After the little getting-to-know-you/questioning session, we were all placed into the back room again, and I sat there and soaked up the scenery. The most incredible thing was how prevalent the people who wanted to escape were, and how open they were about wanting to get the hell out. During my second visit to Lynnwood court, there was an old guy there who was griping about the fact that he was asked to show up at all. All the times he had been summoned to the court, and he had never been needed before because all the cases he had been summoned for were settled out of court. There was another, slightly younger than me, who was bragging about the subtle missteps he had taken on purpose in order to get everyone to see him as an unfit juror. He didn’t seem satisfied that they would let him off for sure.
We spent between 30 and 45 minutes sitting there, in all our awkwardness, thinking about whether or not we’d be picked to be on the jury.
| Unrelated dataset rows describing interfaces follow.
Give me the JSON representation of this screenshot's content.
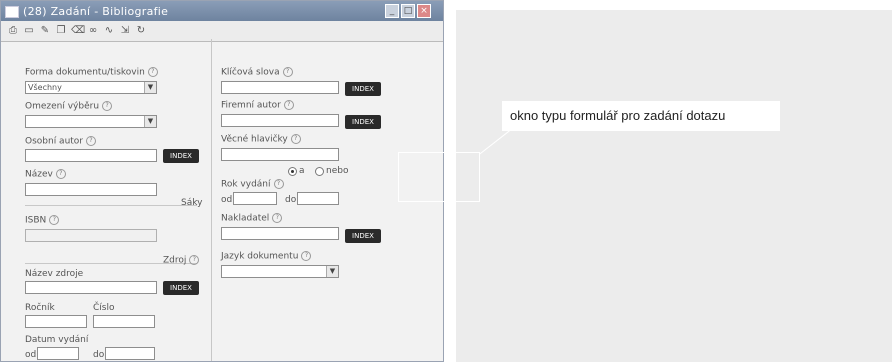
{
  "window": {
    "title": "(28) Zadání - Bibliografie",
    "minimize": "_",
    "maximize": "□",
    "close": "×"
  },
  "toolbar_icons": [
    "print-icon",
    "new-icon",
    "edit-icon",
    "copy-icon",
    "delete-icon",
    "binoculars-icon",
    "attach-icon",
    "export-icon",
    "refresh-icon"
  ],
  "left": {
    "doc_type": {
      "label": "Forma dokumentu/tiskovin",
      "value": "Všechny"
    },
    "collection": {
      "label": "Omezení výběru",
      "value": ""
    },
    "personal_author": {
      "label": "Osobní autor",
      "value": ""
    },
    "title": {
      "label": "Název",
      "value": ""
    },
    "uniform_title_label": "Sáky",
    "isbn": {
      "label": "ISBN",
      "value": ""
    },
    "source_label": "Zdroj",
    "source_title": {
      "label": "Název zdroje",
      "value": ""
    },
    "volume": {
      "label": "Ročník",
      "value": ""
    },
    "number": {
      "label": "Číslo",
      "value": ""
    },
    "year_issue": {
      "label": "Datum vydání"
    },
    "from_label": "od",
    "to_label": "do"
  },
  "right": {
    "keywords": {
      "label": "Klíčová slova",
      "value": ""
    },
    "corporate_author": {
      "label": "Firemní autor",
      "value": ""
    },
    "subject_author": {
      "label": "Věcné hlavičky",
      "value": ""
    },
    "radio_a": "a",
    "radio_b": "nebo",
    "year_published": {
      "label": "Rok vydání"
    },
    "from_label": "od",
    "to_label": "do",
    "publisher": {
      "label": "Nakladatel",
      "value": ""
    },
    "language": {
      "label": "Jazyk dokumentu",
      "value": ""
    }
  },
  "button_label": "INDEX",
  "callout": "okno typu formulář pro zadání dotazu"
}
There wasn’t any discussion about who did what, or any discussion of the case at all, although we did take points away from one of the lawyers for trying to make the case for his client right during the selection process. During my second visit, one of the other possible jurors talked about his experience being a juror previously. It hadn’t been so bad, he said. The entire case was settled in maybe and hour and a half. Of course, a short resolution was expected in a small civil court like Lynnwood’s. The first case I was summoned for was a case of reckless driving. The second was driving while intoxicated. The first was civil, the second criminal. But it didn’t change the fact that no one was going to be acting as a so-called peer in a major murder trial.
After being taken back out into the courtroom, the Judge started making his announcements: Six people were called forward and told to take their seats in the jury’s section. I missed out both times. One of the jurors called the second time was a man who said he had been called up once before, and he ended up serving on both juries. I was waiting with some form of anticipation during the second trial, as I thought I gave an answer which would have shooed me right in, but my name was never called, and I was free to head out. That was really the part of the entire adventure that everyone was dreading the most. I didn’t spot or speak to a single person who was interested in being a part of the jury, and most of them took offense to the fact that they had even been required to show up in the first place.
The look on the old man’s face during my second visit to the courtroom was one I’ll never forget. He had gotten called up as a juror, and lord, did he look pissed.